Give back each line of the material that contains the word "name".
MATERIAL TO PROCESS START
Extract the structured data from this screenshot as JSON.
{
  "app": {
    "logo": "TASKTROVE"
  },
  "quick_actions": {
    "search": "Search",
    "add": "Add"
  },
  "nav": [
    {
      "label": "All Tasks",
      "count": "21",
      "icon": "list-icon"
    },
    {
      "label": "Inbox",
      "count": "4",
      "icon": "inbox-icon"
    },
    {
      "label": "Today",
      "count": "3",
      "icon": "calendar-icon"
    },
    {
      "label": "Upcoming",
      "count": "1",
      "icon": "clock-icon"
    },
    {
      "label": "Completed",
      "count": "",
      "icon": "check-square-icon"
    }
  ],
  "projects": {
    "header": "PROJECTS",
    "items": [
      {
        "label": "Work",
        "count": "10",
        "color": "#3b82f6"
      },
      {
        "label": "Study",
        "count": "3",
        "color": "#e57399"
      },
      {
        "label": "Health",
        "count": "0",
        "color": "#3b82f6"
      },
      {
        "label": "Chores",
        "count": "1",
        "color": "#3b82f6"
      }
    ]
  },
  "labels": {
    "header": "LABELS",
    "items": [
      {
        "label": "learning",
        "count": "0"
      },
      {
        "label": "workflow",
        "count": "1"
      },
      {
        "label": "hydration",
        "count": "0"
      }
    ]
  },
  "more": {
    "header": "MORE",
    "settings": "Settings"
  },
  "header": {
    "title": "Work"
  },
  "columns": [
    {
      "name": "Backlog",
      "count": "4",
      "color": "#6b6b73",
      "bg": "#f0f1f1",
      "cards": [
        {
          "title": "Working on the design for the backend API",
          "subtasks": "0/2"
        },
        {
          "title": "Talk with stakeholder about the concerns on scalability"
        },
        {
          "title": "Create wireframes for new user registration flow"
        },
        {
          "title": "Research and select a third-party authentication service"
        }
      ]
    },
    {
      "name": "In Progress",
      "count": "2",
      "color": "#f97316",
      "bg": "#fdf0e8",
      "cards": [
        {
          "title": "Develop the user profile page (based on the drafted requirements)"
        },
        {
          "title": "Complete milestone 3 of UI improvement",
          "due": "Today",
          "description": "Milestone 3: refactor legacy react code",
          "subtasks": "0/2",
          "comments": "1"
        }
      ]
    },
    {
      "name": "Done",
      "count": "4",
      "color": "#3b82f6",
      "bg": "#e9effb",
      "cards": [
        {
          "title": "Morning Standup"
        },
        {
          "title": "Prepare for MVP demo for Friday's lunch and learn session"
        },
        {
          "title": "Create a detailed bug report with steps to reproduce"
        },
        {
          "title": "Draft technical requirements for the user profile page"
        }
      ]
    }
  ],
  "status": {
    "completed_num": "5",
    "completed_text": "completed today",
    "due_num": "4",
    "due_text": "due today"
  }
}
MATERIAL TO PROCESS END
> ANSWER BOX:
      "name": "Backlog",
      "name": "In Progress",
      "name": "Done",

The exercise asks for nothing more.